public CreditCardNumberType(ICreditCardValidator validator)
: base("CreditCardNumber")
{
_validator = validator;
Description = "Represents a credit card number";
}
// define which .NET type represents your type
public override Type RuntimeType { get; } = typeof(string);
// define which value nodes this type can be parsed from
public override bool IsInstanceOfType(IValueNode valueSyntax)
{
if (valueSyntax == null)
{
throw new ArgumentNullException(nameof(valueSyntax));
}
return valueSyntax is StringValueNode stringValueNode &&
_validator.ValidateCreditCard(stringValueNode.Value);
}
// define how a value node is parsed to the native .NET type
public override object ParseLiteral(IValueNode valueSyntax,

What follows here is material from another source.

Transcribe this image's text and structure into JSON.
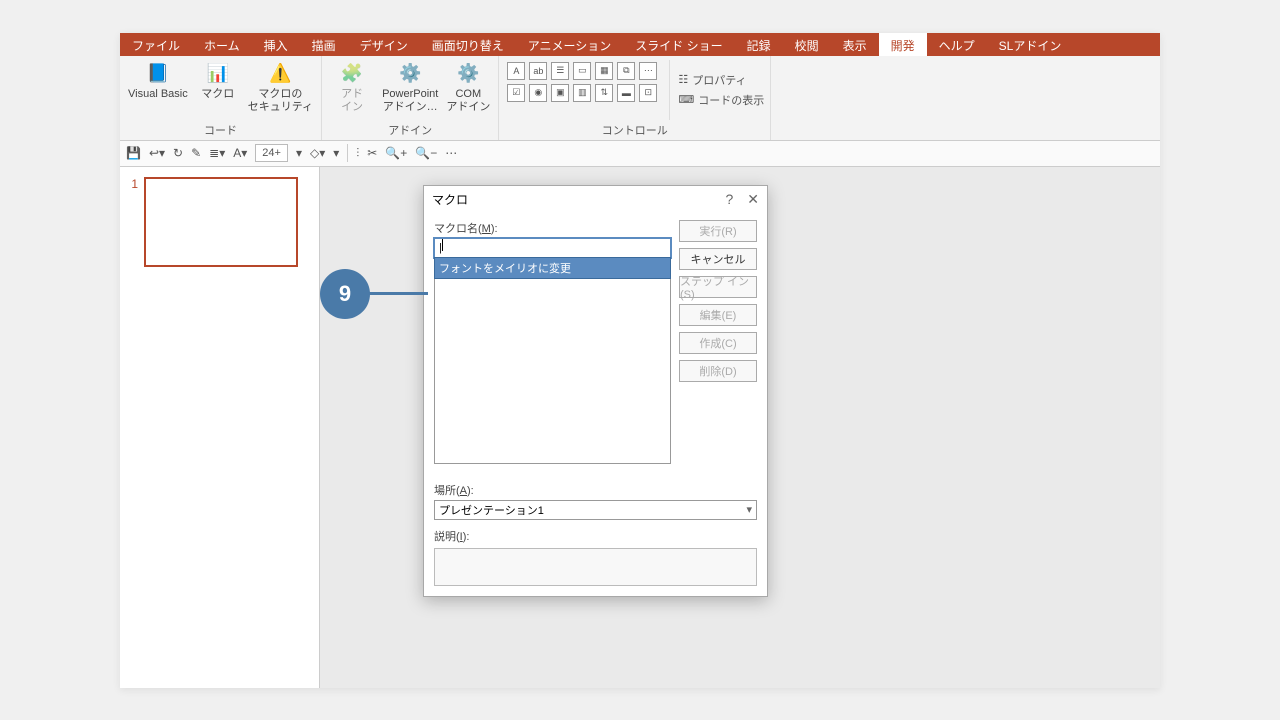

bool withDefaults = true)
{
if (valueSyntax is StringValueNode stringLiteral &&
_validator.ValidateCreditCard(stringLiteral.Value))
{
return stringLiteral.Value;
}
throw new SerializationException(
"The specified value has to be a credit card number in the format "
+ "XXXX XXXX XXXX XXXX",
this);
}
// define how the .NET type is parsed to a value node
public override IValueNode ParseValue(object? runtimeValue)
{
if (runtimeValue is string s &&
_validator.ValidateCreditCard(s))
{
return new StringValueNode(null, s, false);
}
throw new SerializationException(
"The specified value has to be a credit card number in the format "
+ "XXXX XXXX XXXX XXXX",
this);
}
public override IValueNode ParseResult(object? resultValue)
{
if (resultValue is string s &&
_validator.ValidateCreditCard(s))
{
return new StringValueNode(null, s, false);
}
throw new SerializationException(
"The specified value has to be a credit card number in the format "
+ "XXXX XXXX XXXX XXXX",
this);
}
public override bool TrySerialize(object? runtimeValue,
out object? resultValue)
{
resultValue = null;
if (runtimeValue is string s &&
_validator.ValidateCreditCard(s))
{
resultValue = s;
return true;
}
return false;
}
public override bool TryDeserialize(object? resultValue,
out object? runtimeValue)
{
runtimeValue = null;
if (resultValue is string s &&
_validator.ValidateCreditCard(s))
{
runtimeValue = s;
return true;
}
return false;
}
}

The implementation of Hot Chocolate's own scalars can be used as a reference for writing custom scalars.